In the applied classses, case studies will be solved, cases that represent business situations that are complex and not structured, so the student should identify the problem, possible ways to solve it, valuate them, and choose one or some of them defending his or her decision in class.
In addition, there will be readings of academic papers and chapters that will complement the conceptual aspects of each topic presented by the professor.
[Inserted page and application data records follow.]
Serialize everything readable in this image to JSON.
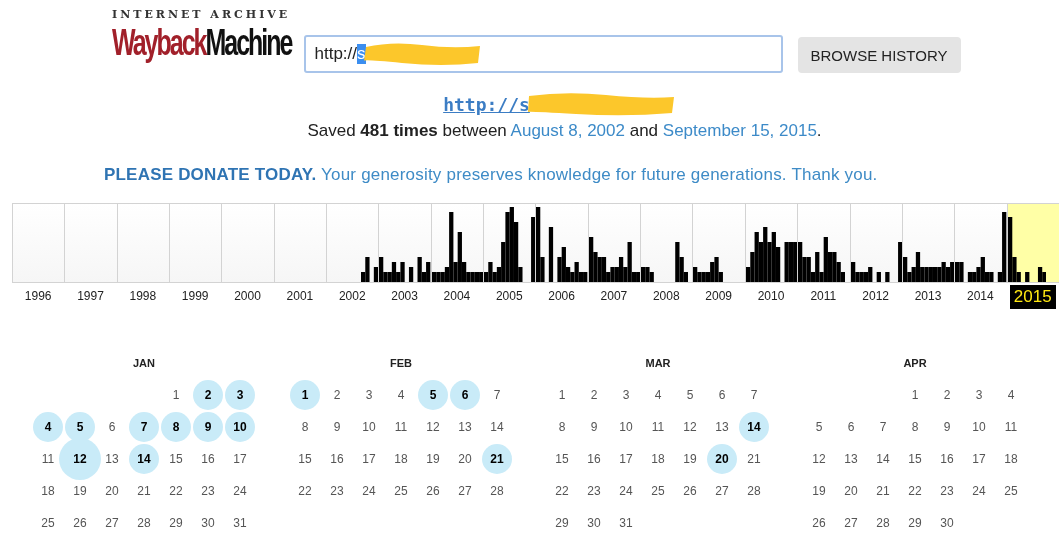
{
  "logo": {
    "top": "INTERNET ARCHIVE",
    "wayback": "Wayback",
    "machine": "Machine"
  },
  "search": {
    "value": "http://",
    "selected_text": "s"
  },
  "browse_button": "BROWSE HISTORY",
  "site_link": "http://s",
  "summary": [
    {
      "kind": "text",
      "text": "Saved **481 times** between "
    },
    {
      "kind": "link",
      "text": "August 8, 2002"
    },
    {
      "kind": "text",
      "text": " and "
    },
    {
      "kind": "link",
      "text": "September 15, 2015"
    },
    {
      "kind": "text",
      "text": "."
    }
  ],
  "donate": "**PLEASE DONATE TODAY.** Your generosity preserves knowledge for future generations. Thank you.",
  "years": [
    {
      "label": "1996",
      "selected": false
    },
    {
      "label": "1997",
      "selected": false
    },
    {
      "label": "1998",
      "selected": false
    },
    {
      "label": "1999",
      "selected": false
    },
    {
      "label": "2000",
      "selected": false
    },
    {
      "label": "2001",
      "selected": false
    },
    {
      "label": "2002",
      "selected": false
    },
    {
      "label": "2003",
      "selected": false
    },
    {
      "label": "2004",
      "selected": false
    },
    {
      "label": "2005",
      "selected": false
    },
    {
      "label": "2006",
      "selected": false
    },
    {
      "label": "2007",
      "selected": false
    },
    {
      "label": "2008",
      "selected": false
    },
    {
      "label": "2009",
      "selected": false
    },
    {
      "label": "2010",
      "selected": false
    },
    {
      "label": "2011",
      "selected": false
    },
    {
      "label": "2012",
      "selected": false
    },
    {
      "label": "2013",
      "selected": false
    },
    {
      "label": "2014",
      "selected": false
    },
    {
      "label": "2015",
      "selected": true
    }
  ],
  "months": [
    {
      "name": "JAN",
      "weeks": [
        {
          "days": [
            {
              "day": "1",
              "captured": false
            },
            {
              "day": "2",
              "captured": true
            },
            {
              "day": "3",
              "captured": true
            }
          ]
        },
        {
          "days": [
            {
              "day": "4",
              "captured": true
            },
            {
              "day": "5",
              "captured": true
            },
            {
              "day": "6",
              "captured": false
            },
            {
              "day": "7",
              "captured": true
            },
            {
              "day": "8",
              "captured": true
            },
            {
              "day": "9",
              "captured": true
            },
            {
              "day": "10",
              "captured": true
            }
          ]
        },
        {
          "days": [
            {
              "day": "11",
              "captured": false
            },
            {
              "day": "12",
              "captured": true,
              "large": true
            },
            {
              "day": "13",
              "captured": false
            },
            {
              "day": "14",
              "captured": true
            },
            {
              "day": "15",
              "captured": false
            },
            {
              "day": "16",
              "captured": false
            },
            {
              "day": "17",
              "captured": false
            }
          ]
        },
        {
          "days": [
            {
              "day": "18",
              "captured": false
            },
            {
              "day": "19",
              "captured": false
            },
            {
              "day": "20",
              "captured": false
            },
            {
              "day": "21",
              "captured": false
            },
            {
              "day": "22",
              "captured": false
            },
            {
              "day": "23",
              "captured": false
            },
            {
              "day": "24",
              "captured": false
            }
          ]
        },
        {
          "days": [
            {
              "day": "25",
              "captured": false
            },
            {
              "day": "26",
              "captured": false
            },
            {
              "day": "27",
              "captured": false
            },
            {
              "day": "28",
              "captured": false
            },
            {
              "day": "29",
              "captured": false
            },
            {
              "day": "30",
              "captured": false
            },
            {
              "day": "31",
              "captured": false
            }
          ]
        }
      ]
    },
    {
      "name": "FEB",
      "weeks": [
        {
          "days": [
            {
              "day": "1",
              "captured": true
            },
            {
              "day": "2",
              "captured": false
            },
            {
              "day": "3",
              "captured": false
            },
            {
              "day": "4",
              "captured": false
            },
            {
              "day": "5",
              "captured": true
            },
            {
              "day": "6",
              "captured": true
            },
            {
              "day": "7",
              "captured": false
            }
          ]
        },
        {
          "days": [
            {
              "day": "8",
              "captured": false
            },
            {
              "day": "9",
              "captured": false
            },
            {
              "day": "10",
              "captured": false
            },
            {
              "day": "11",
              "captured": false
            },
            {
              "day": "12",
              "captured": false
            },
            {
              "day": "13",
              "captured": false
            },
            {
              "day": "14",
              "captured": false
            }
          ]
        },
        {
          "days": [
            {
              "day": "15",
              "captured": false
            },
            {
              "day": "16",
              "captured": false
            },
            {
              "day": "17",
              "captured": false
            },
            {
              "day": "18",
              "captured": false
            },
            {
              "day": "19",
              "captured": false
            },
            {
              "day": "20",
              "captured": false
            },
            {
              "day": "21",
              "captured": true
            }
          ]
        },
        {
          "days": [
            {
              "day": "22",
              "captured": false
            },
            {
              "day": "23",
              "captured": false
            },
            {
              "day": "24",
              "captured": false
            },
            {
              "day": "25",
              "captured": false
            },
            {
              "day": "26",
              "captured": false
            },
            {
              "day": "27",
              "captured": false
            },
            {
              "day": "28",
              "captured": false
            }
          ]
        }
      ]
    },
    {
      "name": "MAR",
      "weeks": [
        {
          "days": [
            {
              "day": "1",
              "captured": false
            },
            {
              "day": "2",
              "captured": false
            },
            {
              "day": "3",
              "captured": false
            },
            {
              "day": "4",
              "captured": false
            },
            {
              "day": "5",
              "captured": false
            },
            {
              "day": "6",
              "captured": false
            },
            {
              "day": "7",
              "captured": false
            }
          ]
        },
        {
          "days": [
            {
              "day": "8",
              "captured": false
            },
            {
              "day": "9",
              "captured": false
            },
            {
              "day": "10",
              "captured": false
            },
            {
              "day": "11",
              "captured": false
            },
            {
              "day": "12",
              "captured": false
            },
            {
              "day": "13",
              "captured": false
            },
            {
              "day": "14",
              "captured": true
            }
          ]
        },
        {
          "days": [
            {
              "day": "15",
              "captured": false
            },
            {
              "day": "16",
              "captured": false
            },
            {
              "day": "17",
              "captured": false
            },
            {
              "day": "18",
              "captured": false
            },
            {
              "day": "19",
              "captured": false
            },
            {
              "day": "20",
              "captured": true
            },
            {
              "day": "21",
              "captured": false
            }
          ]
        },
        {
          "days": [
            {
              "day": "22",
              "captured": false
            },
            {
              "day": "23",
              "captured": false
            },
            {
              "day": "24",
              "captured": false
            },
            {
              "day": "25",
              "captured": false
            },
            {
              "day": "26",
              "captured": false
            },
            {
              "day": "27",
              "captured": false
            },
            {
              "day": "28",
              "captured": false
            }
          ]
        },
        {
          "days": [
            {
              "day": "29",
              "captured": false
            },
            {
              "day": "30",
              "captured": false
            },
            {
              "day": "31",
              "captured": false
            }
          ]
        }
      ]
    },
    {
      "name": "APR",
      "weeks": [
        {
          "days": [
            {
              "day": "1",
              "captured": false
            },
            {
              "day": "2",
              "captured": false
            },
            {
              "day": "3",
              "captured": false
            },
            {
              "day": "4",
              "captured": false
            }
          ]
        },
        {
          "days": [
            {
              "day": "5",
              "captured": false
            },
            {
              "day": "6",
              "captured": false
            },
            {
              "day": "7",
              "captured": false
            },
            {
              "day": "8",
              "captured": false
            },
            {
              "day": "9",
              "captured": false
            },
            {
              "day": "10",
              "captured": false
            },
            {
              "day": "11",
              "captured": false
            }
          ]
        },
        {
          "days": [
            {
              "day": "12",
              "captured": false
            },
            {
              "day": "13",
              "captured": false
            },
            {
              "day": "14",
              "captured": false
            },
            {
              "day": "15",
              "captured": false
            },
            {
              "day": "16",
              "captured": false
            },
            {
              "day": "17",
              "captured": false
            },
            {
              "day": "18",
              "captured": false
            }
          ]
        },
        {
          "days": [
            {
              "day": "19",
              "captured": false
            },
            {
              "day": "20",
              "captured": false
            },
            {
              "day": "21",
              "captured": false
            },
            {
              "day": "22",
              "captured": false
            },
            {
              "day": "23",
              "captured": false
            },
            {
              "day": "24",
              "captured": false
            },
            {
              "day": "25",
              "captured": false
            }
          ]
        },
        {
          "days": [
            {
              "day": "26",
              "captured": false
            },
            {
              "day": "27",
              "captured": false
            },
            {
              "day": "28",
              "captured": false
            },
            {
              "day": "29",
              "captured": false
            },
            {
              "day": "30",
              "captured": false
            }
          ]
        }
      ]
    }
  ]
}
There will also be a team project in which students will analyze in a real organization the different concepts and issues learnt in class.
Finally, students will have the opportunity to attend individual tutorials.
Lesson 1: Innovation
- Innovation: types, dimensions and sources
- The importance of innovation in business
- Models of innovation process
- The Challenge of discontinuous innovation
- Disruptive Technological Change.
Lesson 2: Systems of Innovation and Data – Oslo Manual
- The OECD and the Oslo Manual
- Economics of Innovation
- A Measurement Framework
- Sectoral and Regional Aspects of Innovation
- Linkages in the Innovation Process
- Measuring Innovation Activities: the Components and Coverage.
- Objectives, Obstacles and Outcomes of Innovation
- Innovation Systems
- n-Tuple Helix Approach
Lesson 3: Managing Innovation
- Innovation as a Learning Process
- The Innovation Management
- Innovation Management Tools
- Protecting Innovation
- The Culture of Innovation
- Future technology trends
5.4. Course planning and calendar
The calendar of the theoretical and practical sessions of the subject will be public in the website, as well as the dates in which activities and project should be delivered. Evaluations and other activities will be communicated by the professors through Anillo Digial Docente and/or the notice board / website of the faculty of business and economics from the University of Zaragoza.
5.5. Bibliography and recommended resources
[BB: Bibliografía básica / BC: Bibliografía complementaria]
||López Mielgo, Nuria. Cómo gestionar la innovación en las pymes / Nuria López Mielgo, José Manuel Montes Peón, Camilo José Vázquez Ordás. Oleiros (La Coruña) : Netbiblo, 
||Managing innovation : integrating technological, market, and organizational change / by Joe Tidd, John Bessant, Keith Pavitt. Hoboken (New Jersey) : John Wiley , 2005
||Organización de Cooperación y Desarrollo Económico. Oslo Manual. Guidelines for Collecting and Interpreting Innovation Data. 3rd Edition Paris: OECD, 2005
||Schilling, Melissa A.. Strategic management of technological innovation / Melissa A. Schilling.. New York : McGraw Hill Education , cop. 2017.
|LISTADO DE URLs:
||Oslo Manual: Guidelines for Collecting and Interpreting Innovation Data, 3rd Edition